Karen Donovan

Please Get Me My Godling Nebulizer

Our ideas were terrible and we were all at fault,
snapping our brains like dust mops at every passing airfoil,
taking subtraction lessons from the nation’s biggest meniscus.

It’s like a drive-by backbone-ectomy, mumbled the undercoat
in line ahead of me. We retaliated with mass visualization,
drew up chairs, placed our hands palms down on the tabula rasa

and sweated visual purple. A wheatear’s tenderness witnessed
to my throat. My neighbor confessed to ordering fairy shrimp
in kingcup, to thermic doo-wop in the shower, to wishing

his extremities would juvenesce. We were breathing in rivulets,
entering zona pellucida without broadband coverage,
but when we opened our uncials the world was still here

and a quorum of malefactors were making off with the jollyboats,
a vexatious anticlimax, as a famous hymnologist
in an infamous sentence once called an extraneous Amen.


Throw the Deadbolt, Darlene

It is my shift at The Bureau.
I step in wearing an oilcloth coat,
yank my key from the lock.

One hallway bulb glows peachlike
in midair then fails the imitation.
It is a night I dream of my father,

whom I miss now more than ever.
My best friend departs the territory,
carrying enough seed to start over.

At dinner, none of the hotplates will work.
Periwinkles gleam in a faraway bay.
Our children witness indelible events,

a few umbrellas blow out.
Still we seek a faithful copy of reality,
right down to the make-believe ending.

We offer the prisoner an airy suite,
fresh tacks for his hands and his feet.
We tie prayers in strips torn from our shirts,

the shirts we were reportedly born in.
So I do know which desk it is.
My chair is already warm.


Karen Donovan’s Fugitive Red won the Juniper Prize for Poetry and was published by University of Massachusetts Press.

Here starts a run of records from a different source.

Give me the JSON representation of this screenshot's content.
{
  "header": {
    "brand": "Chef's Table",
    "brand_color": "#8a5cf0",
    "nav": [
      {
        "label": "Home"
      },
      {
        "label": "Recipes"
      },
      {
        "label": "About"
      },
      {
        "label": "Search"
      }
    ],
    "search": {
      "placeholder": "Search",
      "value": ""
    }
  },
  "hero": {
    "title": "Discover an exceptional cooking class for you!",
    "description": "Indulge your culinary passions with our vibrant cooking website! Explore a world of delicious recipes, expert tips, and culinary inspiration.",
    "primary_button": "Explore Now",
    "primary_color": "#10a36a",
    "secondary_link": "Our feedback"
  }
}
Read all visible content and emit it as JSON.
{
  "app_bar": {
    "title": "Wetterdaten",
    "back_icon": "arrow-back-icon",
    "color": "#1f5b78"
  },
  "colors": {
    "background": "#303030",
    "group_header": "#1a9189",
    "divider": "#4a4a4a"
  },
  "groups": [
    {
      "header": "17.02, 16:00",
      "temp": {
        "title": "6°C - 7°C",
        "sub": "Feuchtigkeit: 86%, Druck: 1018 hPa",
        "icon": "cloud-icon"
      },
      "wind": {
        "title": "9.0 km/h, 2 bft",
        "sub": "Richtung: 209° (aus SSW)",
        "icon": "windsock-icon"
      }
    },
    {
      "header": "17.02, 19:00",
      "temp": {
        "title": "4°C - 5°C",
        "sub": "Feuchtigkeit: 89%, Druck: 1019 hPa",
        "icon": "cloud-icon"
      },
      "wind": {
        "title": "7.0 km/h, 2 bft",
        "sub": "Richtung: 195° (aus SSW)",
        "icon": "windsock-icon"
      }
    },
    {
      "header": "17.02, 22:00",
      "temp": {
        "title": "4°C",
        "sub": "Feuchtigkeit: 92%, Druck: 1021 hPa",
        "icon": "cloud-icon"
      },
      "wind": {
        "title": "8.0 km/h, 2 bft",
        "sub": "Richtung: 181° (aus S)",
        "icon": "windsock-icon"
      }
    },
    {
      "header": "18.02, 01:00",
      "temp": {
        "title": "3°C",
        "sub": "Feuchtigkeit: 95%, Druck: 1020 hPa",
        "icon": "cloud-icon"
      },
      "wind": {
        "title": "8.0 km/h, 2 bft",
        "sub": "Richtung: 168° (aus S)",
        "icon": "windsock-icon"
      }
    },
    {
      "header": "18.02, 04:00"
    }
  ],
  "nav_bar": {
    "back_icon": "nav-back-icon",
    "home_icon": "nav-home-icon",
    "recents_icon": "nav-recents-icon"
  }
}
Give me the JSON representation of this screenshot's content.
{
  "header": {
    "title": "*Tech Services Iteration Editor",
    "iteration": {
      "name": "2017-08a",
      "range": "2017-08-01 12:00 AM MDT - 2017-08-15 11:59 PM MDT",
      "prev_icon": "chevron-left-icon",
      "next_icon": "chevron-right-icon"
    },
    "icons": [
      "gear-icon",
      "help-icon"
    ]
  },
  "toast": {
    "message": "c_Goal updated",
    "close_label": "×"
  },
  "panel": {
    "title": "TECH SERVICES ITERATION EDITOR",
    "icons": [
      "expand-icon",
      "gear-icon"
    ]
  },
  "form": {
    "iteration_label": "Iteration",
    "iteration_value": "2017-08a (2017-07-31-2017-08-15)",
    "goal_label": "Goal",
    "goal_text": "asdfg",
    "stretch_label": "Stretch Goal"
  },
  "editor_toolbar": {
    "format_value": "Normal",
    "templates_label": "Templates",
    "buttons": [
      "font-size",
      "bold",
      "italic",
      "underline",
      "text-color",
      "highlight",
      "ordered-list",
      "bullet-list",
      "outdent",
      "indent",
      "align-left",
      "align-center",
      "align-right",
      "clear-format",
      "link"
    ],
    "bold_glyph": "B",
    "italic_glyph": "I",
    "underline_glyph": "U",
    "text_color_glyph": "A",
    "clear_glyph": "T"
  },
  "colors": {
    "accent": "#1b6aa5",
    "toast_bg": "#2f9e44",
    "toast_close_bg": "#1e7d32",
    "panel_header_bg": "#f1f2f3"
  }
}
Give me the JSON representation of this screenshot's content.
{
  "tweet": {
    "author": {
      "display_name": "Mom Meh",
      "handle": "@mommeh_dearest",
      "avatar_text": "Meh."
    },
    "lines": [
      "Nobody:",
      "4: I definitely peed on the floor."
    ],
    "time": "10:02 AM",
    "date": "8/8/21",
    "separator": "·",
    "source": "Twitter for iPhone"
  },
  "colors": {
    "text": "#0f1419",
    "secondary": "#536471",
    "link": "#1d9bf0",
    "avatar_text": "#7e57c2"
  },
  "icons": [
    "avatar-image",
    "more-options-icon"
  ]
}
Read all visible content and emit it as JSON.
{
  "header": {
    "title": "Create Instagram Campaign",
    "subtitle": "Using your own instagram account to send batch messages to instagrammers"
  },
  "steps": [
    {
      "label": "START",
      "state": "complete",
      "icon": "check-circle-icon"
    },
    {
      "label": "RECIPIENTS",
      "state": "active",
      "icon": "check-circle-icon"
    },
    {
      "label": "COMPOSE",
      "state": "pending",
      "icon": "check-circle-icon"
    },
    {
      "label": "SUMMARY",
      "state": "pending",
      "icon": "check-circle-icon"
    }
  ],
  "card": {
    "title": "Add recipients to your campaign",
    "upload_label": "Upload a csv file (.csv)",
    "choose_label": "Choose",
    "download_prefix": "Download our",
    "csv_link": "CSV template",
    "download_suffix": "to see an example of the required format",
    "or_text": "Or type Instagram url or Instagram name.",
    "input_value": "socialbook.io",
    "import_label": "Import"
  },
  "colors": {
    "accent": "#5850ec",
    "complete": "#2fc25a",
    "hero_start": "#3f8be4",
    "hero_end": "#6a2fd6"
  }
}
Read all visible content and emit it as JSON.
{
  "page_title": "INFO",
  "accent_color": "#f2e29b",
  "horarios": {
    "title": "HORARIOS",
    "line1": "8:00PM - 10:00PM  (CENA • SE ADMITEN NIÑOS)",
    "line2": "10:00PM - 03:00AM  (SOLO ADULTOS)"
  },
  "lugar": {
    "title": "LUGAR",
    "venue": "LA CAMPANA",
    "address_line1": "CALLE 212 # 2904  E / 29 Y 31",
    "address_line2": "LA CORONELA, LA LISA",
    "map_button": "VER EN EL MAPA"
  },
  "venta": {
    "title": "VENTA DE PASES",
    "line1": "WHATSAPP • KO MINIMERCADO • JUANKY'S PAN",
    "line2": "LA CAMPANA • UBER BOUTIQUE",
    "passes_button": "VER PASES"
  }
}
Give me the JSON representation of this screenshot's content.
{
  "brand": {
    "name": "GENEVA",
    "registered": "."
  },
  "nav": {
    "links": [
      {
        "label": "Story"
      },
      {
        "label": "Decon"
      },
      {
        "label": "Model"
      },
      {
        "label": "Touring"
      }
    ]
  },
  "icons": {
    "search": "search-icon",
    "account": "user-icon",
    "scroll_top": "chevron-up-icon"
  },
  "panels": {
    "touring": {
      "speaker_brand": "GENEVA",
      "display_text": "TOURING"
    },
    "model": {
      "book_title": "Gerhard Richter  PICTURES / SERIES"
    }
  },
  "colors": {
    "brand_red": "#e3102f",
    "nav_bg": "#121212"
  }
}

Her new collection of poems, Your Enzymes Are Calling the Ancients, won the Lexi Rudnitsky Editor's Choice Award from Persea Books and is forthcoming in 2016. She served as co-editor of ¶: A Magazine of Paragraphs, a journal of short prose published by Oat City Press. Recent work is coming up in Web Conjunctions, Tinderbox, Five Points, and Conduit. She is employed as a writer in Providence.